Jim Shulman | Baby Boomer Memories: When (S&J) Variety was the spice of life
After World War II, the Morningside section of Pittsfield was the most vibrant neighborhood shopping area in Pittsfield beyond North Street. I spent much of my youth and teen years in the heart of Morningside as my dad opened what is now Jim's House of Shoes there in 1946. In 1950, Tyler Street and Woodlawn Avenue were home to 70 businesses, four churches, a cinema, a branch library and, of course, the General Electric Co.
Among the businesses, there were seven variety stores, and these were my favorite Morningside destinations as a youngster. Many weeks, I spent my 25-cent allowance, plus earned money, to purchase sweets, comic books, baseball cards, toys and plastic models. Two of my favorite spots were Kirk's Variety (still operating) and S&J Variety Store. The latter was a much bigger store with more diverse offerings.
S&J Variety began as the Glenwood Confectionary Store in the late 1920s. It was so named as it was at Glenwood Avenue, but in 1935, the store moved up to 640 Tyler St. In 1947, two brothers, Samuel and Jason "Jay" Katz, bought this variety store, replete with a lunch counter. In 1950, the Katz brothers received the right to operate a postal station, and the store soon became the most popular Morningside variety store. Since the location was no longer at Glenwood Avenue, in 1954, the brothers changed the store's name. It became S&J Variety, the initials of the owners.
Samuel, his wife, Sylvia, and two children, and Jason, his wife, Ruth, and son, all worked in the family business and provided great service. Morningside was a second home to the Katz kids whose families lived in the south end of Pittsfield. The kids worked in the store in high school and college summers.
Jason's son, Bill, recalled his dad's love of fresh doughnuts and how he wanted to sell them at the store. Jason was at a trade show and was sold on an automatic doughnut-making machine that could make 37 dozen donuts an hour! He bought a Belshaw Donut Robot that is still made today without much changes in 50 years. Although the variety store had a busy lunch counter, the doughnut business never took off and was ended in five years. The robot was sold to Bonanza in Coltsville Corners.
Perhaps one of the most successful additions to the store was the sale of lottery tickets.
S&J had several noteworthy winners over the years since the inception of the lottery. People buying tickets at the store included winners of $1.75 million, $1 million and $650,000, and as recently as October 2011, the store sold a winning $100,000 ticket.

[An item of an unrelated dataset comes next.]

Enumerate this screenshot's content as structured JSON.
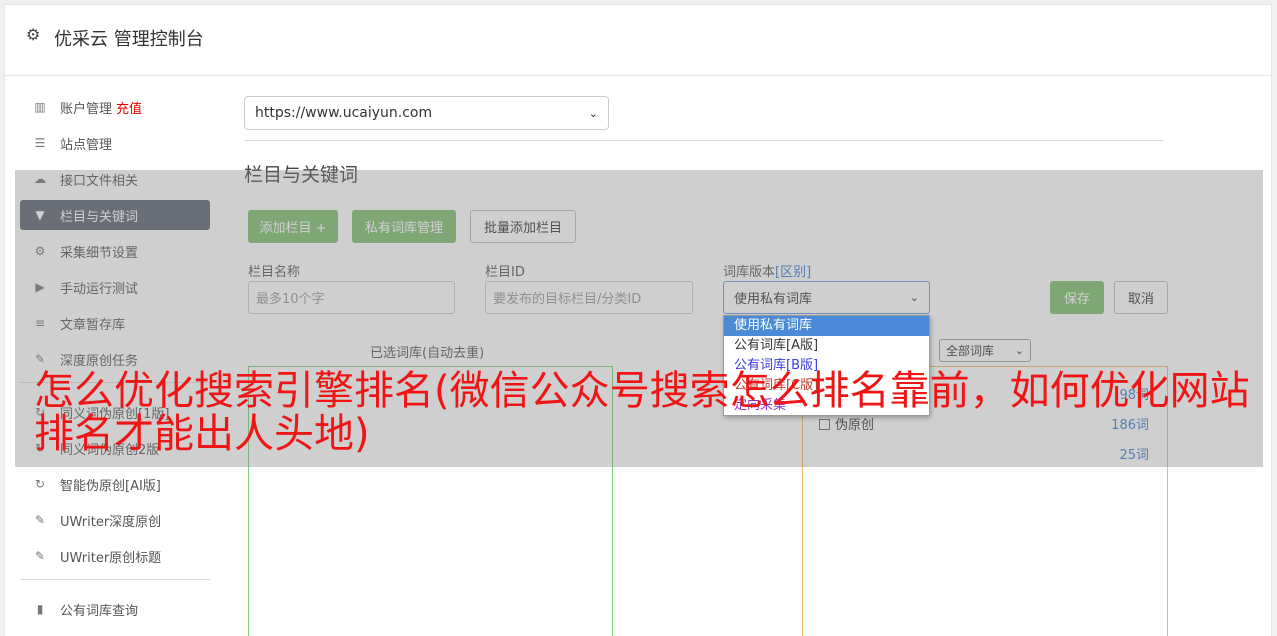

Eventually, Sam and Jason bought the entire building in which the store was located and expanded to fill half of it with toys. But in the 1960s, as retail toy business waned due to big-box stores, this part of the store was repurposed to sell greeting cards.
In the 1960s, another Katz brother, Henry, opened his own variety store, Katz's Korner, at 697 North St., across from Berkshire Medical Center. Samuel and Jason helped get him started, but his operation was totally independent.
Samuel retired from S&J in 1986 and moved to Florida. He died at age 80 in 2001. His wife, Sylvia, now lives in Ohio, near their daughter, Lynn. Jason's wife, Ruth, had passed away in 1988, but he continued to run the business on his own until he sold it in 1996 to Deborah and Joseph Boldyga.
In that fiscal year, Jason sold a record number of lottery tickets totaling $1,692,744. After selling the store, he worked for a few years at Home Depot. Jason died in 2011, at age 82. In June 2014, S&J Variety Store, one of the longest Morningside businesses, became the short-lived Mezzie's Variety and Luncheonette. With the projected redevelopment of Morningside, many await the rebirth of a family variety store just like S&J's, where youngsters can have great future memories, as I have.
Jim Shulman, a Pittsfield native living in Ohio, is the author of "Berkshire Memories: A Baby Boomer Looks Back at Growing Up in Pittsfield." If you have a memory of a Berkshire baby-boom landmark, business or event you'd like to share or read about, please write Jim at email@example.com. The opinions expressed by columnists do not necessarily reflect the views of The Berkshire Eagle.
TALK TO US
If you'd like to leave a comment (or a tip or a question) about this story with the editors, please email us. We also welcome letters to the editor for publication; you can do that by filling out our letters form and submitting it to the newsroom.